### Instructions to follow
Lift every line from the entries that includes the word "structured".

### Data
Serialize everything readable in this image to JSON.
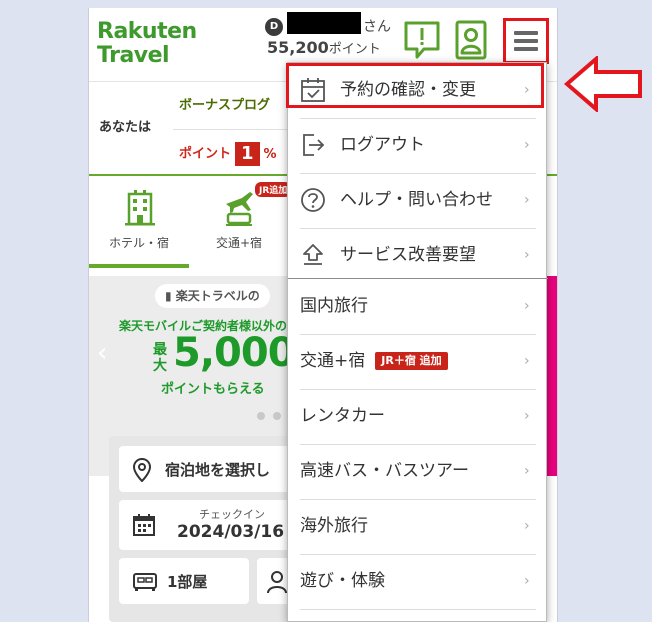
{
  "header": {
    "logo_line1": "Rakuten",
    "logo_line2": "Travel",
    "rank_badge": "D",
    "user_suffix": "さん",
    "points_value": "55,200",
    "points_unit": "ポイント"
  },
  "promo": {
    "label": "あなたは",
    "bonus": "ボーナスプログ",
    "point_text": "ポイント",
    "point_number": "1",
    "point_pct": "%"
  },
  "tabs": [
    {
      "label": "ホテル・宿",
      "active": true
    },
    {
      "label": "交通+宿",
      "active": false
    }
  ],
  "tab_badge": "JR追加",
  "banner": {
    "tag": "楽天トラベルの",
    "subtitle": "楽天モバイルご契約者様以外の",
    "max_label": "最大",
    "amount": "5,000",
    "get_text": "ポイントもらえる",
    "prev_arrow": "‹"
  },
  "search": {
    "destination": "宿泊地を選択し",
    "checkin_label": "チェックイン",
    "checkin_date": "2024/03/16",
    "rooms": "1部屋"
  },
  "menu": {
    "items": [
      {
        "label": "予約の確認・変更"
      },
      {
        "label": "ログアウト"
      },
      {
        "label": "ヘルプ・問い合わせ"
      },
      {
        "label": "サービス改善要望"
      },
      {
        "label": "国内旅行"
      },
      {
        "label": "交通+宿",
        "badge": "JR＋宿 追加"
      },
      {
        "label": "レンタカー"
      },
      {
        "label": "高速バス・バスツアー"
      },
      {
        "label": "海外旅行"
      },
      {
        "label": "遊び・体験"
      }
    ],
    "chevron": "›"
  },
  "colors": {
    "brand_green": "#3e9a2d",
    "annotation_red": "#e3161e",
    "badge_red": "#c8241a",
    "background": "#dde3f1"
  }
}
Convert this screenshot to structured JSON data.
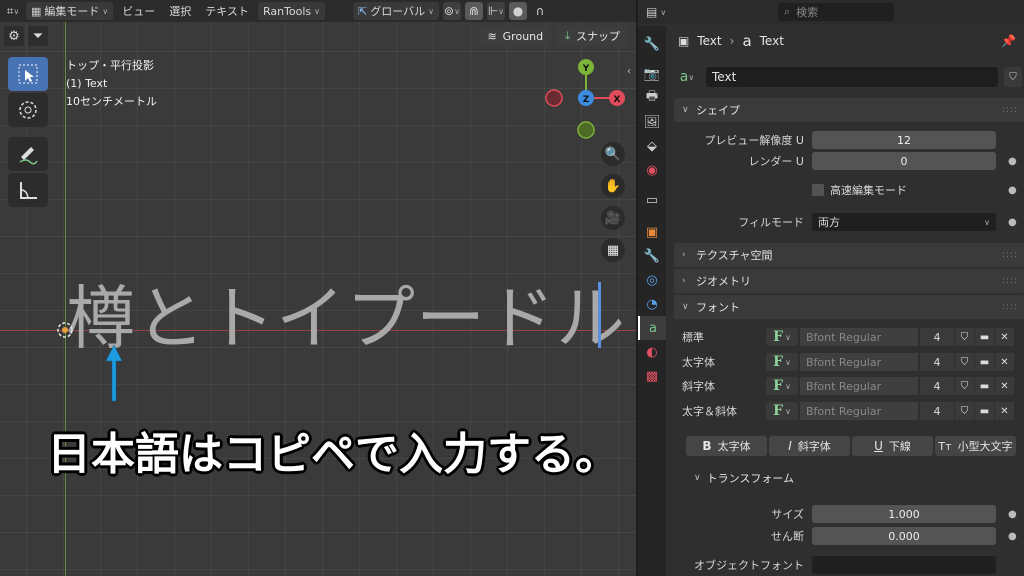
{
  "viewport": {
    "topbar": {
      "edit_mode": "編集モード",
      "menu_view": "ビュー",
      "menu_select": "選択",
      "menu_text": "テキスト",
      "addon": "RanTools",
      "transform_orientation": "グローバル"
    },
    "ground_label": "Ground",
    "snap_label": "スナップ",
    "info": {
      "view_name": "トップ・平行投影",
      "object": "(1) Text",
      "scale": "10センチメートル"
    },
    "gizmo": {
      "y": "Y",
      "z": "Z",
      "x": "X"
    },
    "text_object": "樽とトイプードル",
    "caption": "日本語はコピペで入力する。",
    "colors": {
      "accent": "#4772b3",
      "axis_x": "#e04c5c",
      "axis_y": "#7cb43a",
      "axis_z": "#3d8ce0"
    }
  },
  "properties": {
    "search_placeholder": "検索",
    "breadcrumb": {
      "object": "Text",
      "data": "Text"
    },
    "datablock_name": "Text",
    "shape": {
      "title": "シェイプ",
      "preview_u_label": "プレビュー解像度 U",
      "preview_u": "12",
      "render_u_label": "レンダー U",
      "render_u": "0",
      "fast_edit": "高速編集モード",
      "fill_mode_label": "フィルモード",
      "fill_mode": "両方"
    },
    "texture_space": "テクスチャ空間",
    "geometry": "ジオメトリ",
    "font": {
      "title": "フォント",
      "rows": [
        {
          "label": "標準",
          "name": "Bfont Regular",
          "users": "4"
        },
        {
          "label": "太字体",
          "name": "Bfont Regular",
          "users": "4"
        },
        {
          "label": "斜字体",
          "name": "Bfont Regular",
          "users": "4"
        },
        {
          "label": "太字＆斜体",
          "name": "Bfont Regular",
          "users": "4"
        }
      ],
      "style_bold": "太字体",
      "style_italic": "斜字体",
      "style_underline": "下線",
      "style_smallcaps": "小型大文字"
    },
    "transform": {
      "title": "トランスフォーム",
      "size_label": "サイズ",
      "size": "1.000",
      "shear_label": "せん断",
      "shear": "0.000",
      "object_font_label": "オブジェクトフォント"
    }
  }
}
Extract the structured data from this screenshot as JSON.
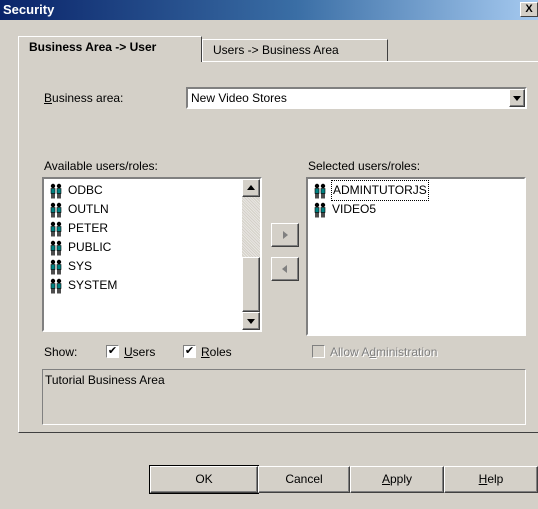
{
  "window": {
    "title": "Security",
    "close_label": "X"
  },
  "tabs": [
    {
      "label": "Business Area -> User",
      "active": true
    },
    {
      "label": "Users -> Business Area",
      "active": false
    }
  ],
  "business_area": {
    "label_prefix": "B",
    "label_rest": "usiness area:",
    "value": "New Video Stores"
  },
  "available": {
    "label": "Available users/roles:",
    "items": [
      "ODBC",
      "OUTLN",
      "PETER",
      "PUBLIC",
      "SYS",
      "SYSTEM"
    ],
    "item_icon": "user-group-icon"
  },
  "selected": {
    "label": "Selected users/roles:",
    "items": [
      "ADMINTUTORJS",
      "VIDEO5"
    ],
    "focused_index": 0
  },
  "show": {
    "label": "Show:",
    "users": {
      "prefix": "U",
      "rest": "sers",
      "checked": true
    },
    "roles": {
      "prefix": "R",
      "rest": "oles",
      "checked": true
    }
  },
  "allow_admin": {
    "pre": "Allow A",
    "u": "d",
    "post": "ministration",
    "checked": false,
    "enabled": false
  },
  "description": "Tutorial Business Area",
  "buttons": {
    "ok": "OK",
    "cancel": "Cancel",
    "apply_u": "A",
    "apply_rest": "pply",
    "help_u": "H",
    "help_rest": "elp"
  },
  "colors": {
    "title_start": "#0a246a",
    "title_end": "#a6caf0",
    "face": "#d4d0c8"
  }
}
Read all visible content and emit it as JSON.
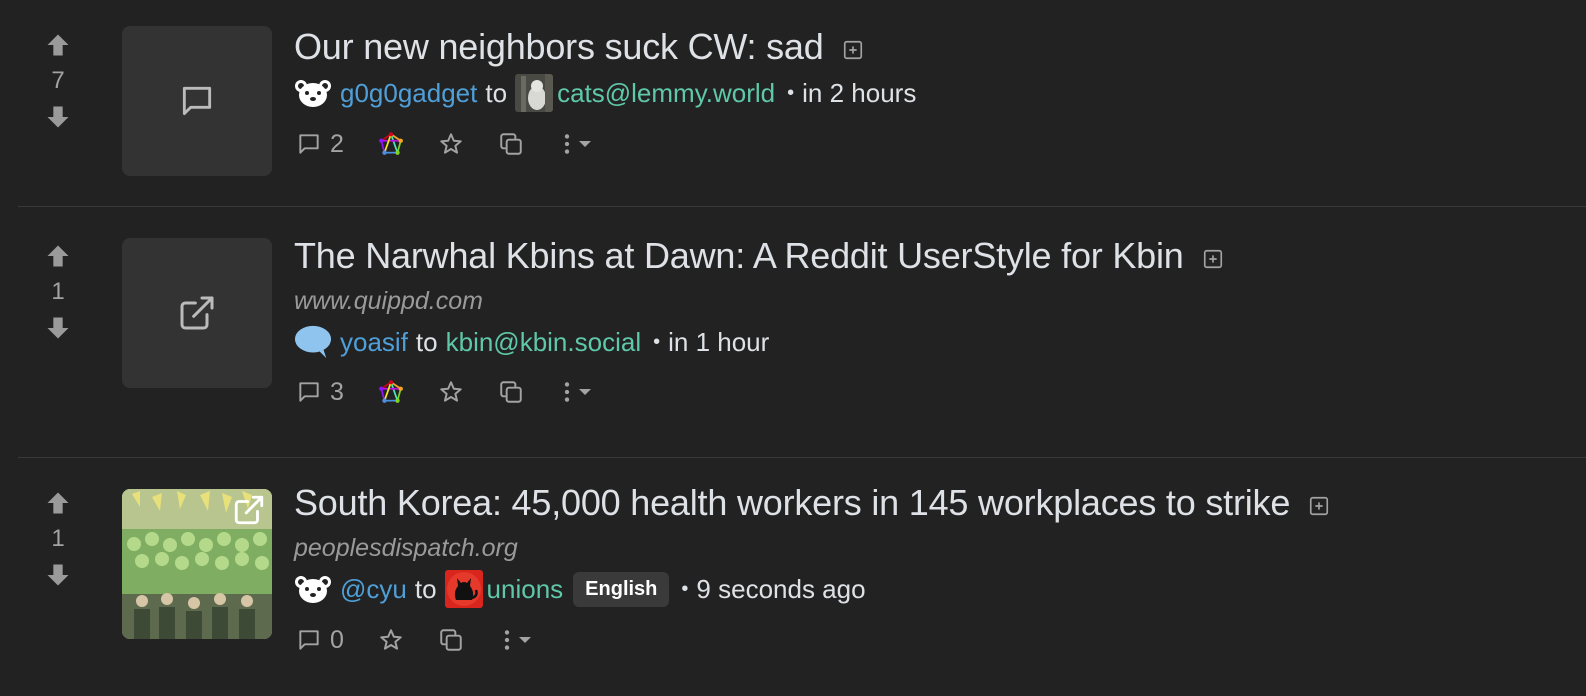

### Response area
Convert this screenshot to structured JSON data.
Extract the structured data from this screenshot as JSON.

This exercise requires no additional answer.